### INSTRUCTIONS FOR THE TASK
Nothing in the records may be altered. Repeat them in full.

### EXCERPTED DATA
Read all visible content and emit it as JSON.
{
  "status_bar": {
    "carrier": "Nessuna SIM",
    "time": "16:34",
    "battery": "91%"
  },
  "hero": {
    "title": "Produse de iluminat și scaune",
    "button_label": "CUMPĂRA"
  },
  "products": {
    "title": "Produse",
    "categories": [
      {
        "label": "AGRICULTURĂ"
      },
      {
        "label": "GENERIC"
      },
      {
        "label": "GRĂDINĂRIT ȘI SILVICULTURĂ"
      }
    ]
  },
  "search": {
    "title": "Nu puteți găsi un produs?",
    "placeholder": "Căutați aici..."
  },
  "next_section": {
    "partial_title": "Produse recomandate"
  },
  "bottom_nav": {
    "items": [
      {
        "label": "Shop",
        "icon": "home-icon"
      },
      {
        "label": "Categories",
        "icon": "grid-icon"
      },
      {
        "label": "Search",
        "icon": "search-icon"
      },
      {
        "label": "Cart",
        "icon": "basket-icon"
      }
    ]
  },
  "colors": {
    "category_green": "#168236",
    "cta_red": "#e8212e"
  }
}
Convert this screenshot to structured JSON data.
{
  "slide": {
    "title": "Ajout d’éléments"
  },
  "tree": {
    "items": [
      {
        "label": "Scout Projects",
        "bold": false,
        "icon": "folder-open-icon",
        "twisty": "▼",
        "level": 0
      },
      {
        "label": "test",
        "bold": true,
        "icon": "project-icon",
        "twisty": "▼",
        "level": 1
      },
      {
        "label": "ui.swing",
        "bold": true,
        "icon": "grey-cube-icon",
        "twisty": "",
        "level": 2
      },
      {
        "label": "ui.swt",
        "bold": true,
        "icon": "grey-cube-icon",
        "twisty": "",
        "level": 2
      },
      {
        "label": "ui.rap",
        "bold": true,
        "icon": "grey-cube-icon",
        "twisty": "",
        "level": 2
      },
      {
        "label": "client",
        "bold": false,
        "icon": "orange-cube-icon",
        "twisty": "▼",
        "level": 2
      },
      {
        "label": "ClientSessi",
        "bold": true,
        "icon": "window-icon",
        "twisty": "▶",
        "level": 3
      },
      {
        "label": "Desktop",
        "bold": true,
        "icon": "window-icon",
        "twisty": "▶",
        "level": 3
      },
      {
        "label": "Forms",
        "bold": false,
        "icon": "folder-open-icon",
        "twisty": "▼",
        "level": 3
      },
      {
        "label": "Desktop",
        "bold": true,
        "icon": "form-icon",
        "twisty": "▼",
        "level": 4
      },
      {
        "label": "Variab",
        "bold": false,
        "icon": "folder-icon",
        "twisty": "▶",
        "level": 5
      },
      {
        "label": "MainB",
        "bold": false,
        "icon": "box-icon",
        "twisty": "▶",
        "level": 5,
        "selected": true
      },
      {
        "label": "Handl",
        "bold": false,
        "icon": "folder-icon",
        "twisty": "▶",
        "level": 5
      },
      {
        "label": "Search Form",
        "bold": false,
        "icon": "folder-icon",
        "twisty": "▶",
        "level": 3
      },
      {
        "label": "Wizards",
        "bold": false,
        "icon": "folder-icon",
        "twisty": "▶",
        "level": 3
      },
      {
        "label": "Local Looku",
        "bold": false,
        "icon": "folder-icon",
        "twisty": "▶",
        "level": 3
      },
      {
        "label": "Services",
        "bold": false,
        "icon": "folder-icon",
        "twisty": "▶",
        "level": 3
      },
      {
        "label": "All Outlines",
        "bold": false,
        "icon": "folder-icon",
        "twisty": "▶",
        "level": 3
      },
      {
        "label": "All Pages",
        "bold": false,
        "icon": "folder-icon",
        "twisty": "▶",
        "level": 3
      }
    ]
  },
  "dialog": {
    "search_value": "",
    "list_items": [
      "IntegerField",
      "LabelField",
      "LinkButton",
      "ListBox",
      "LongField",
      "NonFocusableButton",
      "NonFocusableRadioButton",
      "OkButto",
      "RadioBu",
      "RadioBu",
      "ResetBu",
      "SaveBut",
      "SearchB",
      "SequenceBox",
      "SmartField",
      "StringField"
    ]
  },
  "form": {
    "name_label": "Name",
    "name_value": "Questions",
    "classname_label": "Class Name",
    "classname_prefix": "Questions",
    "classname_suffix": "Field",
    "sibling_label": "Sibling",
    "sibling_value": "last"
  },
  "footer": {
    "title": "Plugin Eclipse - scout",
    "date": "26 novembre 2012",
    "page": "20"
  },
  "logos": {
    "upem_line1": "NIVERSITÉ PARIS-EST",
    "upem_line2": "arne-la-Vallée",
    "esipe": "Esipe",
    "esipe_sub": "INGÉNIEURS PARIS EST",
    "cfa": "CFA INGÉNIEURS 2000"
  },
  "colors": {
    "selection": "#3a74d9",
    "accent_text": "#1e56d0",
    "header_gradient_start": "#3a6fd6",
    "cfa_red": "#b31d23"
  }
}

### EXPECTED ANSWER
Read all visible content and emit it as JSON.
{
  "status_bar": {
    "carrier": "Nessuna SIM",
    "time": "16:34",
    "battery": "91%"
  },
  "hero": {
    "title": "Produse de iluminat și scaune",
    "button_label": "CUMPĂRA"
  },
  "products": {
    "title": "Produse",
    "categories": [
      {
        "label": "AGRICULTURĂ"
      },
      {
        "label": "GENERIC"
      },
      {
        "label": "GRĂDINĂRIT ȘI SILVICULTURĂ"
      }
    ]
  },
  "search": {
    "title": "Nu puteți găsi un produs?",
    "placeholder": "Căutați aici..."
  },
  "next_section": {
    "partial_title": "Produse recomandate"
  },
  "bottom_nav": {
    "items": [
      {
        "label": "Shop",
        "icon": "home-icon"
      },
      {
        "label": "Categories",
        "icon": "grid-icon"
      },
      {
        "label": "Search",
        "icon": "search-icon"
      },
      {
        "label": "Cart",
        "icon": "basket-icon"
      }
    ]
  },
  "colors": {
    "category_green": "#168236",
    "cta_red": "#e8212e"
  }
}
Convert this screenshot to structured JSON data.
{
  "slide": {
    "title": "Ajout d’éléments"
  },
  "tree": {
    "items": [
      {
        "label": "Scout Projects",
        "bold": false,
        "icon": "folder-open-icon",
        "twisty": "▼",
        "level": 0
      },
      {
        "label": "test",
        "bold": true,
        "icon": "project-icon",
        "twisty": "▼",
        "level": 1
      },
      {
        "label": "ui.swing",
        "bold": true,
        "icon": "grey-cube-icon",
        "twisty": "",
        "level": 2
      },
      {
        "label": "ui.swt",
        "bold": true,
        "icon": "grey-cube-icon",
        "twisty": "",
        "level": 2
      },
      {
        "label": "ui.rap",
        "bold": true,
        "icon": "grey-cube-icon",
        "twisty": "",
        "level": 2
      },
      {
        "label": "client",
        "bold": false,
        "icon": "orange-cube-icon",
        "twisty": "▼",
        "level": 2
      },
      {
        "label": "ClientSessi",
        "bold": true,
        "icon": "window-icon",
        "twisty": "▶",
        "level": 3
      },
      {
        "label": "Desktop",
        "bold": true,
        "icon": "window-icon",
        "twisty": "▶",
        "level": 3
      },
      {
        "label": "Forms",
        "bold": false,
        "icon": "folder-open-icon",
        "twisty": "▼",
        "level": 3
      },
      {
        "label": "Desktop",
        "bold": true,
        "icon": "form-icon",
        "twisty": "▼",
        "level": 4
      },
      {
        "label": "Variab",
        "bold": false,
        "icon": "folder-icon",
        "twisty": "▶",
        "level": 5
      },
      {
        "label": "MainB",
        "bold": false,
        "icon": "box-icon",
        "twisty": "▶",
        "level": 5,
        "selected": true
      },
      {
        "label": "Handl",
        "bold": false,
        "icon": "folder-icon",
        "twisty": "▶",
        "level": 5
      },
      {
        "label": "Search Form",
        "bold": false,
        "icon": "folder-icon",
        "twisty": "▶",
        "level": 3
      },
      {
        "label": "Wizards",
        "bold": false,
        "icon": "folder-icon",
        "twisty": "▶",
        "level": 3
      },
      {
        "label": "Local Looku",
        "bold": false,
        "icon": "folder-icon",
        "twisty": "▶",
        "level": 3
      },
      {
        "label": "Services",
        "bold": false,
        "icon": "folder-icon",
        "twisty": "▶",
        "level": 3
      },
      {
        "label": "All Outlines",
        "bold": false,
        "icon": "folder-icon",
        "twisty": "▶",
        "level": 3
      },
      {
        "label": "All Pages",
        "bold": false,
        "icon": "folder-icon",
        "twisty": "▶",
        "level": 3
      }
    ]
  },
  "dialog": {
    "search_value": "",
    "list_items": [
      "IntegerField",
      "LabelField",
      "LinkButton",
      "ListBox",
      "LongField",
      "NonFocusableButton",
      "NonFocusableRadioButton",
      "OkButto",
      "RadioBu",
      "RadioBu",
      "ResetBu",
      "SaveBut",
      "SearchB",
      "SequenceBox",
      "SmartField",
      "StringField"
    ]
  },
  "form": {
    "name_label": "Name",
    "name_value": "Questions",
    "classname_label": "Class Name",
    "classname_prefix": "Questions",
    "classname_suffix": "Field",
    "sibling_label": "Sibling",
    "sibling_value": "last"
  },
  "footer": {
    "title": "Plugin Eclipse - scout",
    "date": "26 novembre 2012",
    "page": "20"
  },
  "logos": {
    "upem_line1": "NIVERSITÉ PARIS-EST",
    "upem_line2": "arne-la-Vallée",
    "esipe": "Esipe",
    "esipe_sub": "INGÉNIEURS PARIS EST",
    "cfa": "CFA INGÉNIEURS 2000"
  },
  "colors": {
    "selection": "#3a74d9",
    "accent_text": "#1e56d0",
    "header_gradient_start": "#3a6fd6",
    "cfa_red": "#b31d23"
  }
}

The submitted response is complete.